### TASK TO CARRY OUT
Please repeat the listing below exactly, but do not include its pictures.
______
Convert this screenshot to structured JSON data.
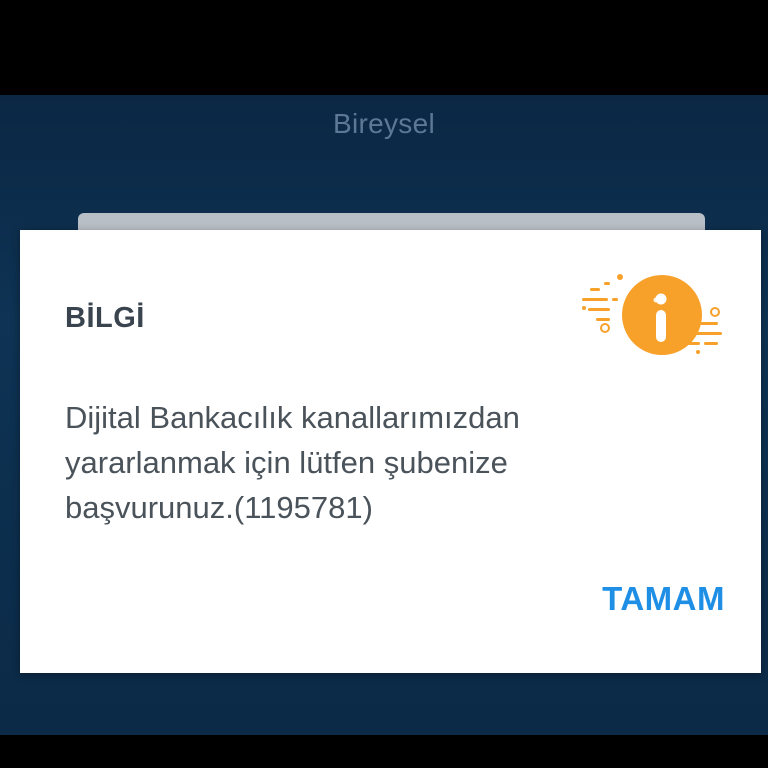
{
  "app": {
    "title": "Bireysel"
  },
  "dialog": {
    "title": "BİLGİ",
    "message": "Dijital Bankacılık kanallarımızdan yararlanmak için lütfen şubenize başvurunuz.(1195781)",
    "ok_label": "TAMAM",
    "icon": "info-icon"
  },
  "colors": {
    "accent_blue": "#1f8fe6",
    "icon_orange": "#f7a12b",
    "app_background": "#0e3354"
  }
}
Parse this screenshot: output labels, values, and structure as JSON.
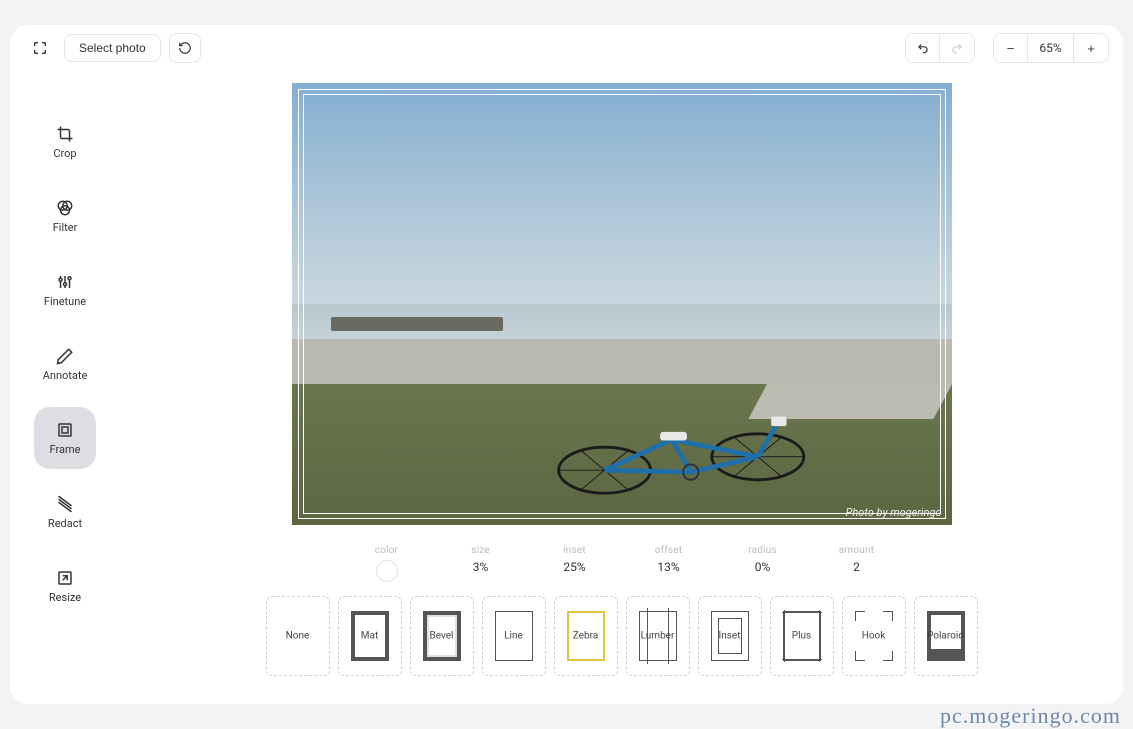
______
### RESULT
Convert this screenshot to structured JSON data.
{
  "app": {
    "title": "Bireysel"
  },
  "dialog": {
    "title": "BİLGİ",
    "message": "Dijital Bankacılık kanallarımızdan yararlanmak için lütfen şubenize başvurunuz.(1195781)",
    "ok_label": "TAMAM",
    "icon": "info-icon"
  },
  "colors": {
    "accent_blue": "#1f8fe6",
    "icon_orange": "#f7a12b",
    "app_background": "#0e3354"
  }
}
Parse this screenshot: output labels, values, and structure as JSON.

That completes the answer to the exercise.